The records:
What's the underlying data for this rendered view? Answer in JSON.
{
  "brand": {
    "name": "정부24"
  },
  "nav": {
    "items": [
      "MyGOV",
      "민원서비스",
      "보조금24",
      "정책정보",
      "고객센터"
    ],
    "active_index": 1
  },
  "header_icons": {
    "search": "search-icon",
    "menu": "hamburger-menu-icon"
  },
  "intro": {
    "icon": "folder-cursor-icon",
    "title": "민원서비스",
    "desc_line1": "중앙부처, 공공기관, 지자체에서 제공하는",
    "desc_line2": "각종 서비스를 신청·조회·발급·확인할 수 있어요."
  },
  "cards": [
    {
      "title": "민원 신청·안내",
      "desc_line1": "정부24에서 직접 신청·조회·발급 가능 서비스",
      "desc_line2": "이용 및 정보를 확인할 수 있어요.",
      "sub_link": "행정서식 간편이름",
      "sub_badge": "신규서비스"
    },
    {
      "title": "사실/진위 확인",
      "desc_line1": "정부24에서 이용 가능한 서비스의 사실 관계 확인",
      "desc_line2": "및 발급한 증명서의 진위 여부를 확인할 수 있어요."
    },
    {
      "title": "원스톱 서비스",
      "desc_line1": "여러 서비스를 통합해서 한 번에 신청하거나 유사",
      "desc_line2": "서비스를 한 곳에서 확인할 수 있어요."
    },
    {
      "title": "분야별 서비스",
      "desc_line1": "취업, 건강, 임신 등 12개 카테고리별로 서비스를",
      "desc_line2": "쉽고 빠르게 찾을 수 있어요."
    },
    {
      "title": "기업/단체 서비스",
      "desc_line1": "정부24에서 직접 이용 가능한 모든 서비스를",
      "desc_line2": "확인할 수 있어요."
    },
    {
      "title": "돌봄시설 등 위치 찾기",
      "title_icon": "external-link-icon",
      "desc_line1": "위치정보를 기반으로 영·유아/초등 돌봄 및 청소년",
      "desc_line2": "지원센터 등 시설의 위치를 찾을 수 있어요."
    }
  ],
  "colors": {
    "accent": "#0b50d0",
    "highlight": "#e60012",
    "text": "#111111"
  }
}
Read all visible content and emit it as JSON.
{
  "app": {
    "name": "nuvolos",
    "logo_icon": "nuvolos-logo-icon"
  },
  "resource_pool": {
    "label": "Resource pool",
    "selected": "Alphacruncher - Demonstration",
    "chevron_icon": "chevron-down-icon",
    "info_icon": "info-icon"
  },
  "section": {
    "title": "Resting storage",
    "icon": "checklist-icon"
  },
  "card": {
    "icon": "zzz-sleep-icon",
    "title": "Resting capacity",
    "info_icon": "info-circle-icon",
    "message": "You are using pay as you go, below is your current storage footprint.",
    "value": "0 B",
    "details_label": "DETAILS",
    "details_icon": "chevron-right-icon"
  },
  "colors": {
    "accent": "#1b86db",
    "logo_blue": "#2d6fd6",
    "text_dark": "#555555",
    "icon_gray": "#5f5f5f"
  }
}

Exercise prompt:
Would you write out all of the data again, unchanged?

Task answer:
What's the underlying data for this rendered view? Answer in JSON.
{
  "brand": {
    "name": "정부24"
  },
  "nav": {
    "items": [
      "MyGOV",
      "민원서비스",
      "보조금24",
      "정책정보",
      "고객센터"
    ],
    "active_index": 1
  },
  "header_icons": {
    "search": "search-icon",
    "menu": "hamburger-menu-icon"
  },
  "intro": {
    "icon": "folder-cursor-icon",
    "title": "민원서비스",
    "desc_line1": "중앙부처, 공공기관, 지자체에서 제공하는",
    "desc_line2": "각종 서비스를 신청·조회·발급·확인할 수 있어요."
  },
  "cards": [
    {
      "title": "민원 신청·안내",
      "desc_line1": "정부24에서 직접 신청·조회·발급 가능 서비스",
      "desc_line2": "이용 및 정보를 확인할 수 있어요.",
      "sub_link": "행정서식 간편이름",
      "sub_badge": "신규서비스"
    },
    {
      "title": "사실/진위 확인",
      "desc_line1": "정부24에서 이용 가능한 서비스의 사실 관계 확인",
      "desc_line2": "및 발급한 증명서의 진위 여부를 확인할 수 있어요."
    },
    {
      "title": "원스톱 서비스",
      "desc_line1": "여러 서비스를 통합해서 한 번에 신청하거나 유사",
      "desc_line2": "서비스를 한 곳에서 확인할 수 있어요."
    },
    {
      "title": "분야별 서비스",
      "desc_line1": "취업, 건강, 임신 등 12개 카테고리별로 서비스를",
      "desc_line2": "쉽고 빠르게 찾을 수 있어요."
    },
    {
      "title": "기업/단체 서비스",
      "desc_line1": "정부24에서 직접 이용 가능한 모든 서비스를",
      "desc_line2": "확인할 수 있어요."
    },
    {
      "title": "돌봄시설 등 위치 찾기",
      "title_icon": "external-link-icon",
      "desc_line1": "위치정보를 기반으로 영·유아/초등 돌봄 및 청소년",
      "desc_line2": "지원센터 등 시설의 위치를 찾을 수 있어요."
    }
  ],
  "colors": {
    "accent": "#0b50d0",
    "highlight": "#e60012",
    "text": "#111111"
  }
}
Read all visible content and emit it as JSON.
{
  "app": {
    "name": "nuvolos",
    "logo_icon": "nuvolos-logo-icon"
  },
  "resource_pool": {
    "label": "Resource pool",
    "selected": "Alphacruncher - Demonstration",
    "chevron_icon": "chevron-down-icon",
    "info_icon": "info-icon"
  },
  "section": {
    "title": "Resting storage",
    "icon": "checklist-icon"
  },
  "card": {
    "icon": "zzz-sleep-icon",
    "title": "Resting capacity",
    "info_icon": "info-circle-icon",
    "message": "You are using pay as you go, below is your current storage footprint.",
    "value": "0 B",
    "details_label": "DETAILS",
    "details_icon": "chevron-right-icon"
  },
  "colors": {
    "accent": "#1b86db",
    "logo_blue": "#2d6fd6",
    "text_dark": "#555555",
    "icon_gray": "#5f5f5f"
  }
}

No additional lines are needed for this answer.